What’s the biggest transformation or change you’ve experienced at work or in your career? Think back and tell your partner about a change you’ve been through and how it’s affecting your future.
If you could step into someone else’s shoes for a day, whose would you choose?Your boss’s? Oprah’s? Bill Gates’s?The president of this association?Why do you choose this person and what’s one skill or perspective you’d bring that you think would be a plus?
Whether you’re 26 or 62, you might like to be honored and remembered. Tell your partner what you’d like to have named after you.That’s right, if something in the world could be named after you, what would you like it to be?A stadium? A planet? A new Broadway theater?(Give an example using the name of someone in the audience:‘The Mary Blakely Theatrical Arts Center’ or ‘The Jim Walters Children’s Hospital.’”
Meet the Pros In small group meetings of 6 or 8, members have structured discussions led by members who are pros in their fields and have special expertise to share. This activity is a good way to honor and involve members who hold “expert” or “celebrity” status and might not usually attend meetings. Each Meet the Pros session takes about 30 minutes, so if you run 2 rounds your program will take about an hour. Advertising these special table discussions ahead of time often brings out people who don’t normally attend, because they are tired of having the same old conversations. It’s a good way for newcomers to get to spend 30 minutes with someone from the inner circle and begin to build a relationship. ▪
Anne Baber and Lynne Waymon are principals of Contacts Count, a nationwide consulting and training firm that specializes in business and professional networking, and career development. They are co-authors of six books. The most recent is Make Your Contacts Count: Networking Know-How for Business and Career Success (AMACOM, 2nd Edition). Fortune 500 companies license their training programs. Put the tools of networking to work in the service of business goals. Visit www.ContactsCount.com and www.FireProofYourCareer.com 301-589-8633
Networking Know-How: The Contacts Count System for Savvy Professionals and Smart Companies An 80-minute “live” audio CD workshop that reveals the rules and tools of networking, featuring Lynne Waymon, nationally known expert.

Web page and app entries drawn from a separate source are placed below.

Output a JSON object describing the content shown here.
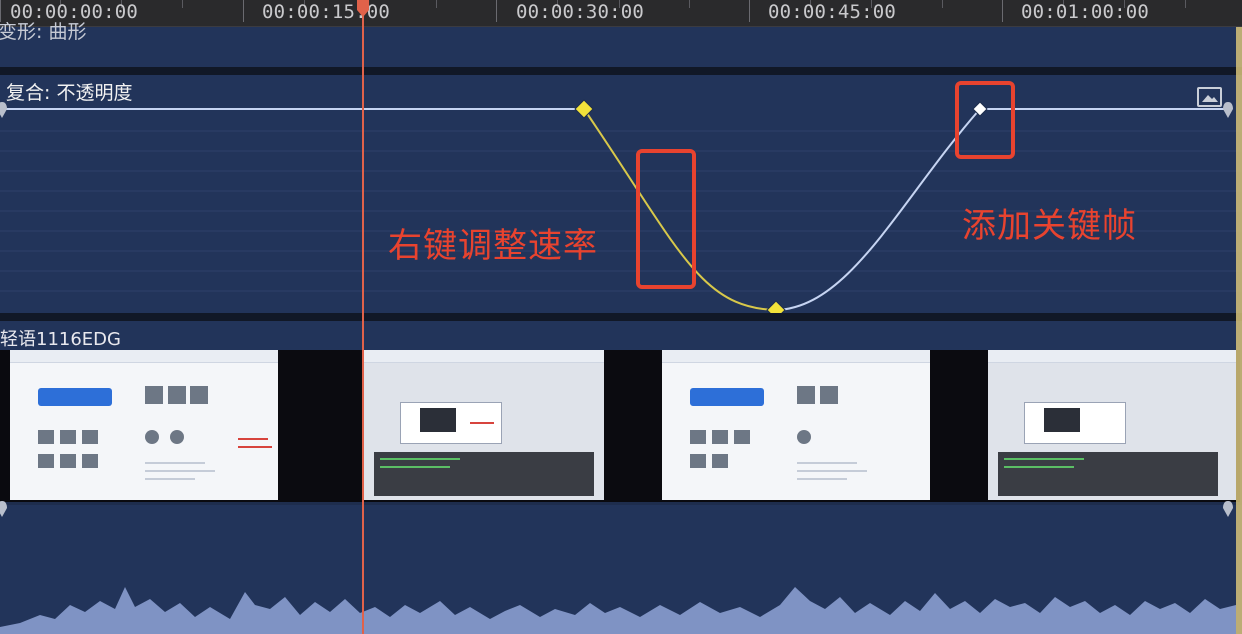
{
  "ruler": {
    "timecodes": [
      "00:00:00:00",
      "00:00:15:00",
      "00:00:30:00",
      "00:00:45:00",
      "00:01:00:00"
    ]
  },
  "top_lane": {
    "label": "变形: 曲形"
  },
  "animation_lane": {
    "title": "复合: 不透明度"
  },
  "annotations": {
    "adjust_speed": "右键调整速率",
    "add_keyframe": "添加关键帧"
  },
  "clip": {
    "label": "轻语1116EDG"
  },
  "colors": {
    "accent_annotation": "#e8432f",
    "playhead": "#e0624a",
    "keyframe_selected": "#f2e23a",
    "curve_eased": "#d8c84a",
    "curve_normal": "#c6d4f2",
    "lane_bg": "#22345a"
  },
  "icons": {
    "playhead_marker": "playhead-icon",
    "keyframe": "diamond-icon",
    "track_edge": "pin-icon",
    "lane_menu": "picture-icon"
  }
}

Make Your Contacts Count by Anne Baber & Lynne Waymon (AMACOM, 2nd edition, New York) The best step-by-step book on how to create, cultivate, and capitalize on networking relationships and opportunities.
Activity Guides (one for corporations, one for associations, & one for alumni groups), 10 downloadable icebreakers to get people talking & connecting.

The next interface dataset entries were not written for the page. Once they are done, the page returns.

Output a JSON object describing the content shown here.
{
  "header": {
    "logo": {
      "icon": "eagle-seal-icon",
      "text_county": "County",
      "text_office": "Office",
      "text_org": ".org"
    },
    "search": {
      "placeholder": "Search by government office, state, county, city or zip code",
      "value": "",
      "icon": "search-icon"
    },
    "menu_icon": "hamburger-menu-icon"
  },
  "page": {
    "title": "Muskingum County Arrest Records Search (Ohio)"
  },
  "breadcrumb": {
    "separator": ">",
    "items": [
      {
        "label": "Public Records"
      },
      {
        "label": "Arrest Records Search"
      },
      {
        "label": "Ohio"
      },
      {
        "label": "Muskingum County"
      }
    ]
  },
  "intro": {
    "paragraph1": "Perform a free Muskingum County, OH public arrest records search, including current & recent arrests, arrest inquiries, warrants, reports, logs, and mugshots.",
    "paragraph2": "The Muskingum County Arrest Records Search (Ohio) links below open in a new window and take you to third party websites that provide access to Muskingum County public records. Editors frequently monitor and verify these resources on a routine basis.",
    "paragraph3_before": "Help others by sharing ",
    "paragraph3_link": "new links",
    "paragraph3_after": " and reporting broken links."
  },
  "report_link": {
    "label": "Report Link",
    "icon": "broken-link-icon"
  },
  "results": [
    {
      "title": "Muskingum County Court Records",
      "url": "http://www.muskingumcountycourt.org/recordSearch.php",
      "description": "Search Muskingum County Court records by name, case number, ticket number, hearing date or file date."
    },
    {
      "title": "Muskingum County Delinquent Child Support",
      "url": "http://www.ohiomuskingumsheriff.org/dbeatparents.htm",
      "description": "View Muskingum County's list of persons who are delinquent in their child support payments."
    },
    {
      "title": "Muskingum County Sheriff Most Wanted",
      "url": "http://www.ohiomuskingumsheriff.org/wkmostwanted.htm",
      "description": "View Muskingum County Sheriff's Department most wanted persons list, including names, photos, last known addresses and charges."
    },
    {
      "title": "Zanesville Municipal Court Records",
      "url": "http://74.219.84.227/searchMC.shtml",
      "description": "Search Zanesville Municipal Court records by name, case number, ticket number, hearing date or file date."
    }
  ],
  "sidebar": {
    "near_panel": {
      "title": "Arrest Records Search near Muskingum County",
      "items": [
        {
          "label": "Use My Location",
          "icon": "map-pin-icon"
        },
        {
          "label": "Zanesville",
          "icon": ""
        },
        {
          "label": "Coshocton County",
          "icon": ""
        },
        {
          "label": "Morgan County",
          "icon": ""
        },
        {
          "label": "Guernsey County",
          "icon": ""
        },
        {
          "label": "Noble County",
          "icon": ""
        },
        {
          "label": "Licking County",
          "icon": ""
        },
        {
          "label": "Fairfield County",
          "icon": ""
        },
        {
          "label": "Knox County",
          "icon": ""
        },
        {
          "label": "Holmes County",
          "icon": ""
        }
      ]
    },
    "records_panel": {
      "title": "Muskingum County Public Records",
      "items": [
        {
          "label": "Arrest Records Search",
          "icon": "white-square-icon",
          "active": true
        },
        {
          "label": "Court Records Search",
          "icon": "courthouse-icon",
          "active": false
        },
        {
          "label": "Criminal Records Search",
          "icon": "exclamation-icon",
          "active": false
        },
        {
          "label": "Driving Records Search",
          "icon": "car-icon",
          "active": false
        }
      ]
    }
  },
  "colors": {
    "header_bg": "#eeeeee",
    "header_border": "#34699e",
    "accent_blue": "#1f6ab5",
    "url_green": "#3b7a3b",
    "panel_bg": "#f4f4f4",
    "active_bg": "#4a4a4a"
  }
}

Contacts Count e-mail newsletterEvery 4 weeks, short, practical, innovative tips, examples, & stories highlight networking skills and strategies.The best way to stay in touch!
Job Hunt 50 downloadable tips on how to land that job (or at the Apple Store for your iPhone)
Want to know more about Contacts Count?
The premier consulting and training firm specializing in business networking skills training for more than 20 years